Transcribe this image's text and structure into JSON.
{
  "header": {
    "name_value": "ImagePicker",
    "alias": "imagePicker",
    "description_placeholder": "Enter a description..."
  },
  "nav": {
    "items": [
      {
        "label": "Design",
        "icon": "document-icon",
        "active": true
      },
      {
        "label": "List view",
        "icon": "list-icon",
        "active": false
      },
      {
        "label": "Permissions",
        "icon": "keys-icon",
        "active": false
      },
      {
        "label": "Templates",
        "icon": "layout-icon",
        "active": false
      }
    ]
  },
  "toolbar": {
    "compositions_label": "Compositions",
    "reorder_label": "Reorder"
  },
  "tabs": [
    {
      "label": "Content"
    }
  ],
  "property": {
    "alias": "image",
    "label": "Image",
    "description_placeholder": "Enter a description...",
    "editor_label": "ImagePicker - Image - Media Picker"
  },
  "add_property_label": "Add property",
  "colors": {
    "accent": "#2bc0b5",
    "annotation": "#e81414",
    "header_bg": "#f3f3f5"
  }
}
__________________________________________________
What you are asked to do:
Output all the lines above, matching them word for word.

Response to the exercise:
Transcribe this image's text and structure into JSON.
{
  "header": {
    "name_value": "ImagePicker",
    "alias": "imagePicker",
    "description_placeholder": "Enter a description..."
  },
  "nav": {
    "items": [
      {
        "label": "Design",
        "icon": "document-icon",
        "active": true
      },
      {
        "label": "List view",
        "icon": "list-icon",
        "active": false
      },
      {
        "label": "Permissions",
        "icon": "keys-icon",
        "active": false
      },
      {
        "label": "Templates",
        "icon": "layout-icon",
        "active": false
      }
    ]
  },
  "toolbar": {
    "compositions_label": "Compositions",
    "reorder_label": "Reorder"
  },
  "tabs": [
    {
      "label": "Content"
    }
  ],
  "property": {
    "alias": "image",
    "label": "Image",
    "description_placeholder": "Enter a description...",
    "editor_label": "ImagePicker - Image - Media Picker"
  },
  "add_property_label": "Add property",
  "colors": {
    "accent": "#2bc0b5",
    "annotation": "#e81414",
    "header_bg": "#f3f3f5"
  }
}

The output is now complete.